Juice from one half a lemon (or 4 tsp lemon juice from concentrate)
1/2 cup of quartered whole mushrooms
Put a stockpot at least 6 quarts big on the stove and heat on high
While the water is warming up, combine pumpkin, potato flakes, nutmeg, cinnamon, salt and egg. Mix well.
Add the flour to the pumpkin mixture and mix until combined.
Split the dough into 4 portions, and roll out each portion into a long “worm” about 1/2″ thick.
Cut the worms into 1″ lengths.
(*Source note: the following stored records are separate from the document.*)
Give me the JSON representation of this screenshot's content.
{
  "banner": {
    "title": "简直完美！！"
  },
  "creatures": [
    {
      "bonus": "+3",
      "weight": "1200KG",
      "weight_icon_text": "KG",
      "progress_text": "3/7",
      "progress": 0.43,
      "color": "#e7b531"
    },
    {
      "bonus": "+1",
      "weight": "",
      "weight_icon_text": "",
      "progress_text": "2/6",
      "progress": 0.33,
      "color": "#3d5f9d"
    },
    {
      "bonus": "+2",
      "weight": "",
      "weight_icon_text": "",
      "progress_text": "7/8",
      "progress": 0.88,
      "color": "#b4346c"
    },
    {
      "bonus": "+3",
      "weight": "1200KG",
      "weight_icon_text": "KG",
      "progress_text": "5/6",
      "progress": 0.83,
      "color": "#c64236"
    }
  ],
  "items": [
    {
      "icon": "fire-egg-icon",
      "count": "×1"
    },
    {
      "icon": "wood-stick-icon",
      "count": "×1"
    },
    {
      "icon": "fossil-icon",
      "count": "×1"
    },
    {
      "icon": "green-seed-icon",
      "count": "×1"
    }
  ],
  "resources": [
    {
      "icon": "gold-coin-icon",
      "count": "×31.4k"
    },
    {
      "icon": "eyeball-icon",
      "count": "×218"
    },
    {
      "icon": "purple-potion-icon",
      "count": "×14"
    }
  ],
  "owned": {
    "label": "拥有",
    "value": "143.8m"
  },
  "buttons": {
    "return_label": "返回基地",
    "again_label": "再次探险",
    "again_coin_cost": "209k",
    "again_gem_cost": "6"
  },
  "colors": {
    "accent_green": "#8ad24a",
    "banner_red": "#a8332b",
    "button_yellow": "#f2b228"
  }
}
Using the tines of a fork, gently drag the fork tines across the top of each 1″ length, creating divots in the gnocchi.
In a shallow frypan over medium heat add the butter and cook until the butter bubbles, and starts to brown.
Add the gnocchi to boiling water.
Lower the heat to medium-low and add sage, mushrooms and lemon juice.
Cook until the mushrooms are tender.
Once the gnocchi starts to float in the boiling water (about 3-4 minutes) remove.
Toss the gnocchi with the citrus butter sauce and enjoy!
Preheat oven to 500 degrees.
Using kitchen shears, cut the spine out of the chicken.
Place the chicken, skin side down on a cutting board, and push down until keel bone snaps.
Sprinkle the salt on top of the chicken and let it sit for 10-15 minutes.
Add olive oil to an oven safe frying pan and preheat oil over high heat.
Place the chicken skin side down in the frying pan, taking care to spread the chicken out evenly across the pan.
Place another pan on top of the chicken and cook for 5 minutes.
Remove the pan from the top of the chicken. Flip the chicken so the skin side is up.
Add the onions and chicken stock to the pan.
Put the pan in the oven and cook until the chicken reaches an internal temp of 165 degrees. (35-40 minutes).
Let chicken rest for 5 minutes before cutting/serving.